Howard Hughes Crash
On July 7, 1946, Howard Hughes undertakes the first flight of his XF-11, designed to be the highest, fastest spy plane of its time. But the propeller fails, leaving Hughes without power. He crashes in Beverly Hills, destroying two homes and scarring himself for life.
A man in Laramie, WY owns a 1940s altimeter he received from his father, who claimed it came from the fiery crash. He’d been a Hughes employee for over 34 years and was there the day of the accident. Based on this altimeter’s near-perfect condition, experts are skeptical of its connection to the crash, but footage from Martin Scorcese’s The Aviator and a visit to Hughes’ “Spruce Goose” at the Evergreen Aviation Museum could challenge this assertion.
History Detectives determines if the altimeter can be traced back to America’s first billionaire.

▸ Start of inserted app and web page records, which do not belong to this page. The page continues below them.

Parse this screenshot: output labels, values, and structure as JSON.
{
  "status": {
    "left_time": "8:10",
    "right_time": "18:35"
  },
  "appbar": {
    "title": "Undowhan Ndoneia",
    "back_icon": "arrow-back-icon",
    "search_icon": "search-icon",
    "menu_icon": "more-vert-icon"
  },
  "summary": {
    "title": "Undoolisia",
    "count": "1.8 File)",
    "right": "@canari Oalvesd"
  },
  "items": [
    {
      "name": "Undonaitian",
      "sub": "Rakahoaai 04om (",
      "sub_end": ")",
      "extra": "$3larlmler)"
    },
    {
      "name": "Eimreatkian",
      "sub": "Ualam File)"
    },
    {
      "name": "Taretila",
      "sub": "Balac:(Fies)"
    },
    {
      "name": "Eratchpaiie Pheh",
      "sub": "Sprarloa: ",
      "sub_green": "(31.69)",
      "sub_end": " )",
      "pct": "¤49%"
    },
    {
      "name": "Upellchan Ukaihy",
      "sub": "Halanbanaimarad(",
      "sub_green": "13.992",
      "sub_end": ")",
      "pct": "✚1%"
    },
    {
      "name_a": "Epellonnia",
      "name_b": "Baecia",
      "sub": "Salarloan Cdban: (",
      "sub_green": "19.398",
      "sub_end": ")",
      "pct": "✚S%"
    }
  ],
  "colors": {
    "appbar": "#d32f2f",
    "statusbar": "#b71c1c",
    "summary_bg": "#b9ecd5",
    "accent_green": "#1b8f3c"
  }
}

- Also with Tukufu Zuberi Duke Ellington Plates What is the story behind the printing plates for this famous Jazz song?
- Also with Tukufu Zuberi War Dog letter The military put great effort into a new War Dogs program during WWII. What went wrong on Cat Island?

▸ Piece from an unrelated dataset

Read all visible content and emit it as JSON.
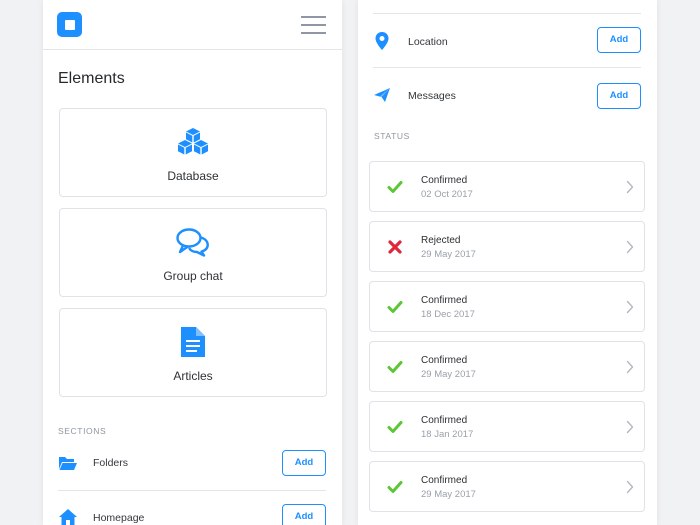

- Also with Tukufu Zuberi Our Colored Heroes Is this a WWI recruitment poster... or something else?
- Related Investigation Civil War Submarine Is this submarine an example of new technology developed by the Confederates during the Civil War?
- Related Investigation Transatlantic Cable How did this twisted fragment of metal spark a communications revolution?

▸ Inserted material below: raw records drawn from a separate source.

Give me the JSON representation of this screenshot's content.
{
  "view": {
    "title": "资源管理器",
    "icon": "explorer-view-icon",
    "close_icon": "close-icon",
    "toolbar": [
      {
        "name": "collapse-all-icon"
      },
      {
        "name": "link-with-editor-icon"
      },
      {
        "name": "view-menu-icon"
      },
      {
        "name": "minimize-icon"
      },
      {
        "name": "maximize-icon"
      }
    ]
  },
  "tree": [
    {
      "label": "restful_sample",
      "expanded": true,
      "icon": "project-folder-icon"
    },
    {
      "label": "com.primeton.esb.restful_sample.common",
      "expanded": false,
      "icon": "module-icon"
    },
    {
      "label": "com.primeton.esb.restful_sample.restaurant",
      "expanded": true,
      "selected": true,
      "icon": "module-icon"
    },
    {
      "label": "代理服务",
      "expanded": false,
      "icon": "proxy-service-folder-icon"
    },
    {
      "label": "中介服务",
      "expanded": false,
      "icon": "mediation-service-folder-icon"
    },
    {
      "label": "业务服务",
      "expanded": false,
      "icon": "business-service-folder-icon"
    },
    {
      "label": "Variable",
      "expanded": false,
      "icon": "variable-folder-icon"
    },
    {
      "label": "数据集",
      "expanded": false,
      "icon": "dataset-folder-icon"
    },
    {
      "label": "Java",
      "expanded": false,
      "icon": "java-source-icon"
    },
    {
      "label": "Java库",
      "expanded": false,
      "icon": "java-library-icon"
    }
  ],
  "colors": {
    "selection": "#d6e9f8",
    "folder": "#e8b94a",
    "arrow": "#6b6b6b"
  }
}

- Also in Season 5 Amos n' Andy Record Is this aluminum record an early recording of the old-time radio series?
This is a place for opinions, comments, questions and discussion; a place where viewers of History Detectives can express their points of view and connect with others who value history. We ask that posters be polite and respectful of all opinions. History Detectives reserves the right to delete comments that don’t conform to this conduct. We will not respond to every post, but will do our best to answer specific questions, or address an error.